### EXERCISE DATA
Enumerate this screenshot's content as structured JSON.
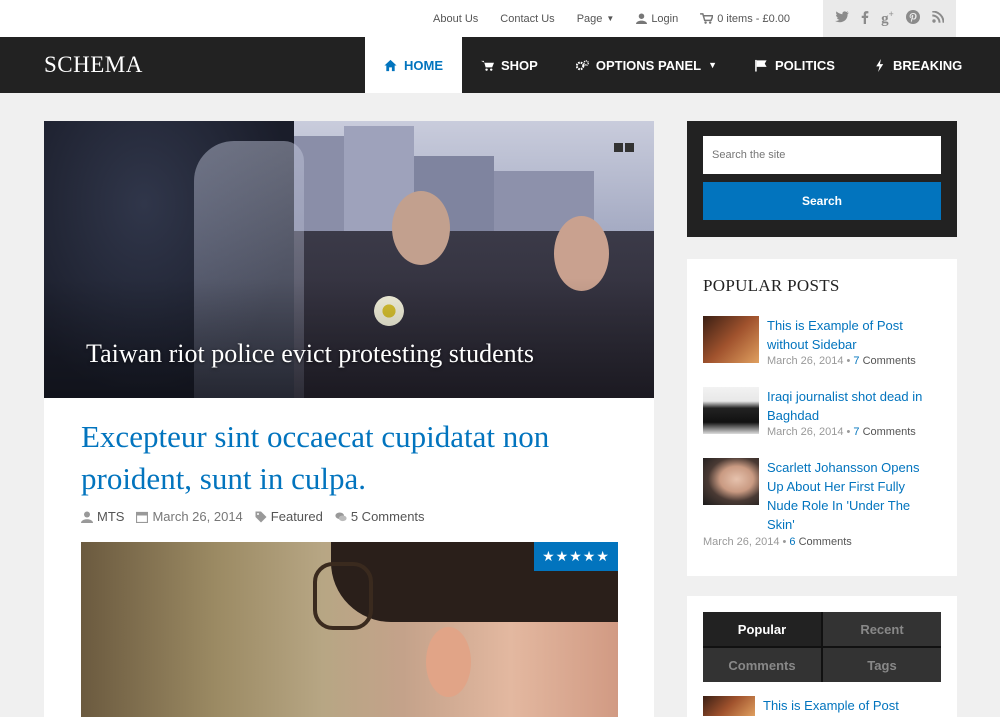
{
  "topbar": {
    "links": [
      "About Us",
      "Contact Us",
      "Page"
    ],
    "login": "Login",
    "cart": "0 items - £0.00",
    "social_icons": [
      "twitter-icon",
      "facebook-icon",
      "google-plus-icon",
      "pinterest-icon",
      "rss-icon"
    ]
  },
  "site": {
    "logo": "SCHEMA"
  },
  "nav": {
    "items": [
      {
        "label": "HOME",
        "icon": "home-icon"
      },
      {
        "label": "SHOP",
        "icon": "cart-icon"
      },
      {
        "label": "OPTIONS PANEL",
        "icon": "cogs-icon"
      },
      {
        "label": "POLITICS",
        "icon": "flag-icon"
      },
      {
        "label": "BREAKING",
        "icon": "bolt-icon"
      }
    ]
  },
  "hero": {
    "title": "Taiwan riot police evict protesting students"
  },
  "post": {
    "title": "Excepteur sint occaecat cupidatat non proident, sunt in culpa.",
    "author": "MTS",
    "date": "March 26, 2014",
    "category": "Featured",
    "comments": "5 Comments",
    "rating_stars": "★★★★★",
    "rating_value": 5
  },
  "search": {
    "placeholder": "Search the site",
    "button": "Search"
  },
  "popular_posts": {
    "title": "POPULAR POSTS",
    "items": [
      {
        "title": "This is Example of Post without Sidebar",
        "date": "March 26, 2014",
        "sep": " • ",
        "count": "7",
        "comments_label": " Comments"
      },
      {
        "title": "Iraqi journalist shot dead in Baghdad",
        "date": "March 26, 2014",
        "sep": " • ",
        "count": "7",
        "comments_label": " Comments"
      },
      {
        "title": "Scarlett Johansson Opens Up About Her First Fully Nude Role In 'Under The Skin'",
        "date": "March 26, 2014",
        "sep": " • ",
        "count": "6",
        "comments_label": " Comments"
      }
    ]
  },
  "tabs_widget": {
    "tabs": [
      "Popular",
      "Recent",
      "Comments",
      "Tags"
    ],
    "first_item": "This is Example of Post"
  },
  "colors": {
    "accent": "#0274be",
    "nav_bg": "#222222"
  }
}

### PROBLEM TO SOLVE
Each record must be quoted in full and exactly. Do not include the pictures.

### RESULT BELOW
Enumerate this screenshot's content as structured JSON.
{
  "topbar": {
    "links": [
      "About Us",
      "Contact Us",
      "Page"
    ],
    "login": "Login",
    "cart": "0 items - £0.00",
    "social_icons": [
      "twitter-icon",
      "facebook-icon",
      "google-plus-icon",
      "pinterest-icon",
      "rss-icon"
    ]
  },
  "site": {
    "logo": "SCHEMA"
  },
  "nav": {
    "items": [
      {
        "label": "HOME",
        "icon": "home-icon"
      },
      {
        "label": "SHOP",
        "icon": "cart-icon"
      },
      {
        "label": "OPTIONS PANEL",
        "icon": "cogs-icon"
      },
      {
        "label": "POLITICS",
        "icon": "flag-icon"
      },
      {
        "label": "BREAKING",
        "icon": "bolt-icon"
      }
    ]
  },
  "hero": {
    "title": "Taiwan riot police evict protesting students"
  },
  "post": {
    "title": "Excepteur sint occaecat cupidatat non proident, sunt in culpa.",
    "author": "MTS",
    "date": "March 26, 2014",
    "category": "Featured",
    "comments": "5 Comments",
    "rating_stars": "★★★★★",
    "rating_value": 5
  },
  "search": {
    "placeholder": "Search the site",
    "button": "Search"
  },
  "popular_posts": {
    "title": "POPULAR POSTS",
    "items": [
      {
        "title": "This is Example of Post without Sidebar",
        "date": "March 26, 2014",
        "sep": " • ",
        "count": "7",
        "comments_label": " Comments"
      },
      {
        "title": "Iraqi journalist shot dead in Baghdad",
        "date": "March 26, 2014",
        "sep": " • ",
        "count": "7",
        "comments_label": " Comments"
      },
      {
        "title": "Scarlett Johansson Opens Up About Her First Fully Nude Role In 'Under The Skin'",
        "date": "March 26, 2014",
        "sep": " • ",
        "count": "6",
        "comments_label": " Comments"
      }
    ]
  },
  "tabs_widget": {
    "tabs": [
      "Popular",
      "Recent",
      "Comments",
      "Tags"
    ],
    "first_item": "This is Example of Post"
  },
  "colors": {
    "accent": "#0274be",
    "nav_bg": "#222222"
  }
}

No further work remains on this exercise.